Higher education continues to grow in expense, such that an elitist class of people can only afford to pay for it outright. The rest of the population has to turn to financial aid packages, which regularly include federal Stafford student loans. These loans take up the bulk of a lot of financial aid packages and make it possible for everyone to get a higher education degree. There are a couple of different Stafford loans but only one way to apply for them.
How to apply for a Stafford loan
A federal subsidized Stafford loan means that the federal government pays the interest on your student loan while you are in school at least half time, carrying eight to twelve credits, depending on the institution of higher learning which you attend. Unsubsidized Stafford loans accumulate the interest regardless of whether or not you are in school, thereby compounding the amount you owe to a greater degree and sum by the time you have graduated and finished your degree. Obviously then, you would want to apply for direct Stafford loan that’s subsidized first, and unsubsidized second or last depending on what else you can get in your financial aid package.
Every year starting in February, college students can go online to FAFSA.gov to fill out their applications for the following school year’s financial aid package. The FAFSA, or Federal Application For Student Aid, is a long and lengthy application when first filled out, but gets easier every year as long as nothing changes in income, assets or other monetary items that would affect aid or the receiving thereof. Students, if under a certain age and still technically under their parents’ charge, would have their parents fill it out as it is based on the parents’ income tax forms from the previous year and their fiscal picture. If the student is married or independent of their parents’ home and can provide proof of such, or if they are a non-traditional older student, parents’ income and taxes are no longer necessary to the application. It then becomes the student’s responsibility to show proof of need and income and any tax forms they had filed for the previous year. Once complete and FAFSA has received accurate documentation, it takes a few months without corrections to develop an offering of a financial aid package, and the student has to check on the form that they are interested in federal Stafford student loans.
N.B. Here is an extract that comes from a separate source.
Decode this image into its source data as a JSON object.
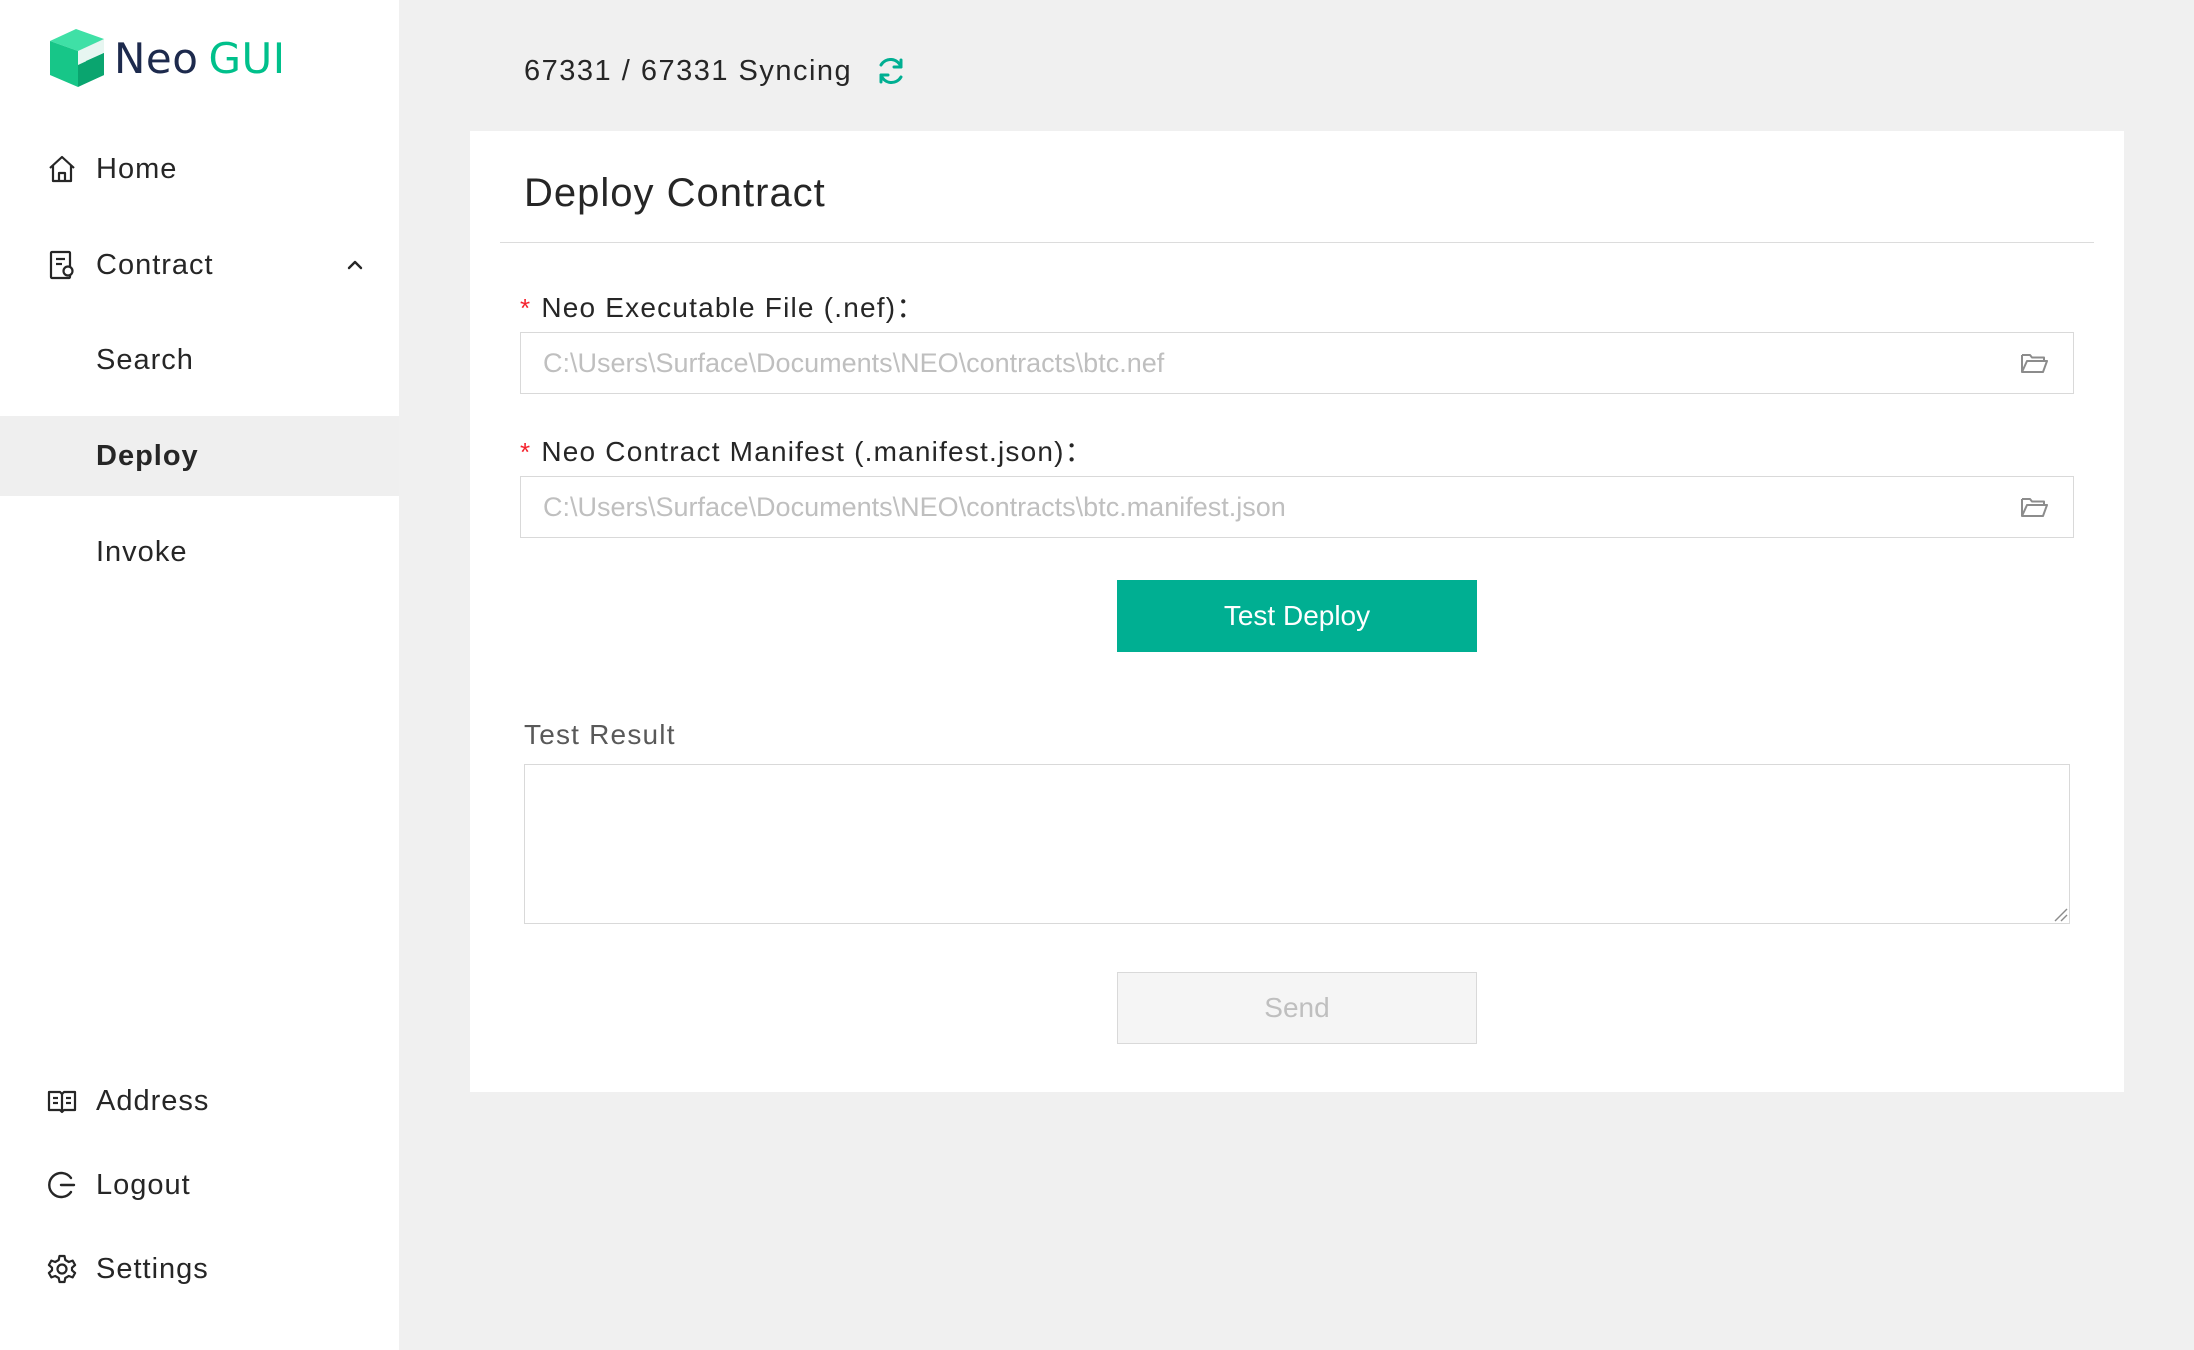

Paying the Stafford loan back
Once a student has finished their degree and graduated, the student loan grace period is two months. Two months are given to everyone to find a job and start paying the loans back. At this point and time the interest will start to accrue unless you have also chosen unsubsidized Stafford loans, which, if you remember, the interest has been accruing all along. If you find that you can not pay your loans back because of financial hardship or can’t find a job in your field, there is such a thing as a Stafford loan forgiveness program. This route isn’t for everyone; it usually involves extremely stressful and potentially dangerous service in areas of the country or globally where poverty and crime rates are high, even among young adults and teens. For example, taking a job as a teacher in the roughest neighborhood in Harlem or Milwaukee and serving there on staff for x amount of years, the federal government will take note of your service (you have to notify them that you’ve taken the position, of course!) and completely excuse your loan. If you don’t mind this work and want to make a difference in such difficult communities, then this might be the perfect way for you to get your education for “free”. There is also an enrollment application for this program in most states, and it can be downloaded from the government’s financial aid website or you can get a copy from the college financial aid office. Don’t do this though, until you’re certain you have a job that qualifies for forgiveness.
Stafford student loans contact number
The Federal Student Loan Support phone line is: (800) 557-7394.